In addition to the mixture of lights used at Gypsy Kitchen in Atlanta, flooring transitions also are incorporated into each zone. Gypsy Kitchen features mosaic tile in the bar area, while hardwood is used throughout the rest of the space. The change is subtle; however, it indicates to guests they are moving into a different area within the same space.

“The type of flooring used really depends on the brand,” Boggs says. “While flooring wasn’t really used to create zones at AZN, we’ve had some restaurants that used three different kinds for differentiating zones.”

Concrete floors, mosaic tiles, wood flooring and carpet are examples of the types of flooring used in restaurant spaces to transition guests from one zone to the next. “Changes to flooring materials is a very popular way to create zones,” Lam says. “In bars, mosaic tiles or raised areas can be used, and then you can change to carpet or hardwood to create warmer, private dining areas.”

The type of flooring used for each zone should reflect the environment and atmosphere each operator and designer are looking to create. Whether that means a more urban or industrial feel to a bar area or an intimate dining-room setting, the right kind of flooring will have an overall effect on the space.

Half Walls

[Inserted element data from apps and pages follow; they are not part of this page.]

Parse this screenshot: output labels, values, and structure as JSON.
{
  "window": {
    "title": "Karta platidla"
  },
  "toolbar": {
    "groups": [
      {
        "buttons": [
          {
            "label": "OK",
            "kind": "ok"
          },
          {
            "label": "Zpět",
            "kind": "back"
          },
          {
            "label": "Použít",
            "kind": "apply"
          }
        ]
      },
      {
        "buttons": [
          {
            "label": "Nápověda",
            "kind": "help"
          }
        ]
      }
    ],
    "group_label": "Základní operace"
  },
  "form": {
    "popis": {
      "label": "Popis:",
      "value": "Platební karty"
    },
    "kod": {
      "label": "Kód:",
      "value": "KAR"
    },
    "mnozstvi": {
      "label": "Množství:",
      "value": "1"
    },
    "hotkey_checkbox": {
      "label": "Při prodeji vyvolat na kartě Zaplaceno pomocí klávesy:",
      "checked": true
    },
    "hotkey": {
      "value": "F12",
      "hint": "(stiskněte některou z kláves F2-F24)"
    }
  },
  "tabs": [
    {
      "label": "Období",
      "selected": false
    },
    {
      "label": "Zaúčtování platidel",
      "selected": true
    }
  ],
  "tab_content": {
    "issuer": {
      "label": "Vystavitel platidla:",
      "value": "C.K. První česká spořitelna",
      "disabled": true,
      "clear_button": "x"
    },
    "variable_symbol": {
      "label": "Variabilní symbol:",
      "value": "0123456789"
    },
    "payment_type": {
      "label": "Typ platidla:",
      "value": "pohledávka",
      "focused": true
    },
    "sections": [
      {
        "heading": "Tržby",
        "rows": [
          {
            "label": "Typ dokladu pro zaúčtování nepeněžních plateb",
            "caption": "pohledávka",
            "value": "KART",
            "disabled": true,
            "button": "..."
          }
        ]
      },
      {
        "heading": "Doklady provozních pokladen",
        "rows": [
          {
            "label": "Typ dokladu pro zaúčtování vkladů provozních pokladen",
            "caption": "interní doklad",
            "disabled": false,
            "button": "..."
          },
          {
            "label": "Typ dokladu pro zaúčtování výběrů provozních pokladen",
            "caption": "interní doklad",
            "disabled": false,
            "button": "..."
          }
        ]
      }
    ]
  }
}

“Lighting and flooring are more subtle zone creators. And when we look at half walls, they can have an infinite look to them,” Boggs says. “They don’t have to be solid, wood or full height. Partial-height walls create a sense of one area while offering visibility into other areas of a restaurant.”

Perhaps one of the most accessible and creative ways to create zones is by using half walls or curtains to separate one area from another. “We have used everything from curtains and sheers to other free-form products to create zones,” Bushey says. “It’s really about using anything that you can get creative with and any kind of material that can help create a sense of separation.”

At Gypsy Kitchen, a metal screen distinguishes the main dining room from the bar while still giving guests a view to what’s on the other side. Operable walls can be opened to connect the restaurant’s patio seating to provide an indoor/outdoor bar experience. AZN also uses an open storefront to connect inside seating to the outdoor patio. Inside the restaurant, a gradating wall creates varying degrees of privacy between the dining room and bar, and a sheer curtain creates a full-height wall or retracted space for private/semi-private dining.

NavigateDesign Morah BarMorah Bar by Navigate Design

For Morahv, Lam’s restaurant project in Dubai, mirrored walls and large planters are incorporated into the spaces to create separation between one area and the next. “There is a lot to play with when it comes to the use of materials for zones,” Lam says. “Planters can give you a zone without having to build something solid. If you’re sitting next to something that gives you any feeling of privacy, it can be used without thinking you need to build a wall.”

In addition to the entryway, Lam also views a restaurant’s exit as its own zone and ensures the design there is vibrant enough to bring guests back again. “It should be something to remember,” he says. “The way we design these days, we want people to walk past the bar and have a good memory of maybe having a drink there to the point where they will want to come back.”

This is where visibility comes into play. Regardless of the way zones are created, operators should keep in mind that, especially in upscale-casual eateries, people want to see and be seen. They also want an experience they can’t get anywhere else. This holds true as much in the restroom as it does at the bar, in the dining room or on the patio. AZN has custom sinks in the restroom with faucets that evoke Japanese flowers.

“There are a lot of restaurants and bars in Atlanta that have tried to create a very unique bathroom experience. And I’ve seen the same thing in Las Vegas. People want to see something that gets people talking when they go back to the table,” Boggs says. “It enables guests to take a break from the dining experience without feeling let down.”

It can be easy to lose a brand message or story with the abundance of ways and areas restaurant operators can create zones. However, pulling it all together can happen easily with the right fixtures, furniture and other design elements.